Cited page

Bookmark this page
Race and Ethnic Conflict: Contending Views on Prejudice, Discrimination, and Ethnoviolence
Table of contents

Table of contents

Settings

Settings

Typeface
Text size Smaller Larger Reset View mode
Search within

Search within this book

Look up

Look up a word

  • Dictionary
  • Thesaurus
Please submit a word or phrase above.
Print this page

Print this page

Why can't I print more than one page at a time?

Full screen
/ 466

matching results for page

Cited passage

Style
Citations are available only to our active members.
Sign up now to cite pages or passages in MLA, APA and Chicago citation styles.

"Portraying himself as an honest, ordinary person helped Lincoln identify with his audiences." (Einhorn, 1992, p. 25).

"Portraying himself as an honest, ordinary person helped Lincoln identify with his audiences." (Einhorn 25)

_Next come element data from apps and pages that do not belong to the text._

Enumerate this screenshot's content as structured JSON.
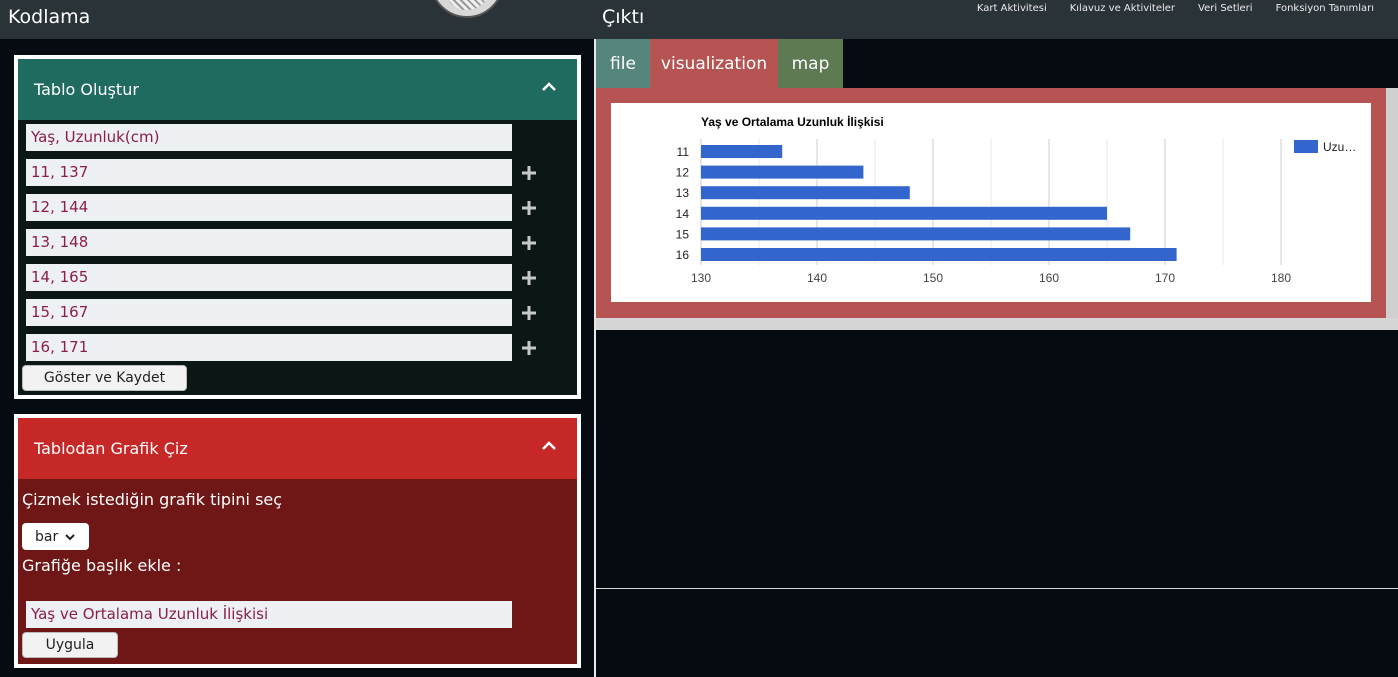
{
  "header": {
    "left_title": "Kodlama",
    "right_title": "Çıktı",
    "nav": [
      "Kart Aktivitesi",
      "Kılavuz ve Aktiviteler",
      "Veri Setleri",
      "Fonksiyon Tanımları"
    ]
  },
  "table_panel": {
    "title": "Tablo Oluştur",
    "rows": [
      "Yaş, Uzunluk(cm)",
      "11, 137",
      "12, 144",
      "13, 148",
      "14, 165",
      "15, 167",
      "16, 171"
    ],
    "save_button": "Göster ve Kaydet"
  },
  "graph_panel": {
    "title": "Tablodan Grafik Çiz",
    "chart_type_label": "Çizmek istediğin grafik tipini seç",
    "chart_type_value": "bar",
    "title_label": "Grafiğe başlık ekle :",
    "title_input": "Yaş ve Ortalama Uzunluk İlişkisi",
    "apply_button": "Uygula"
  },
  "output": {
    "tabs": [
      "file",
      "visualization",
      "map"
    ],
    "active_tab": "visualization"
  },
  "colors": {
    "bar": "#3366cc",
    "table_header": "#1f6b60",
    "graph_header": "#c62828",
    "vis_tab": "#b55453"
  },
  "chart_data": {
    "type": "bar",
    "orientation": "horizontal",
    "title": "Yaş ve Ortalama Uzunluk İlişkisi",
    "categories": [
      "11",
      "12",
      "13",
      "14",
      "15",
      "16"
    ],
    "series": [
      {
        "name": "Uzu…",
        "values": [
          137,
          144,
          148,
          165,
          167,
          171
        ]
      }
    ],
    "xlim": [
      130,
      180
    ],
    "x_ticks": [
      "130",
      "140",
      "150",
      "160",
      "170",
      "180"
    ],
    "legend": "right",
    "grid": true
  }
}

"Portraying himself as an honest, ordinary person helped Lincoln identify with his audiences."1

1. Lois J. Einhorn, Abraham Lincoln, the Orator: Penetrating the Lincoln Legend (Westport, CT: Greenwood Press, 1992), 25, http://www.questia.com/read/27419298.

Cited passage

Welcome to the new Questia Reader

The Questia Reader has been updated to provide you with an even better online reading experience.  It is now 100% Responsive, which means you can read our books and articles on any sized device you wish.  All of your favorite tools like notes, highlights, and citations are still here, but the way you select text has been updated to be easier to use, especially on touchscreen devices.  Here's how:

1. Click or tap the first word you want to select.
2. Click or tap the last word you want to select.

OK, got it!

Thanks for trying Questia!

Please continue trying out our research tools, but please note, full functionality is available only to our active members.

Your work will be lost once you leave this Web page.

For full access in an ad-free environment, sign up now for a FREE, 1-day trial.

Already a member? Log in now.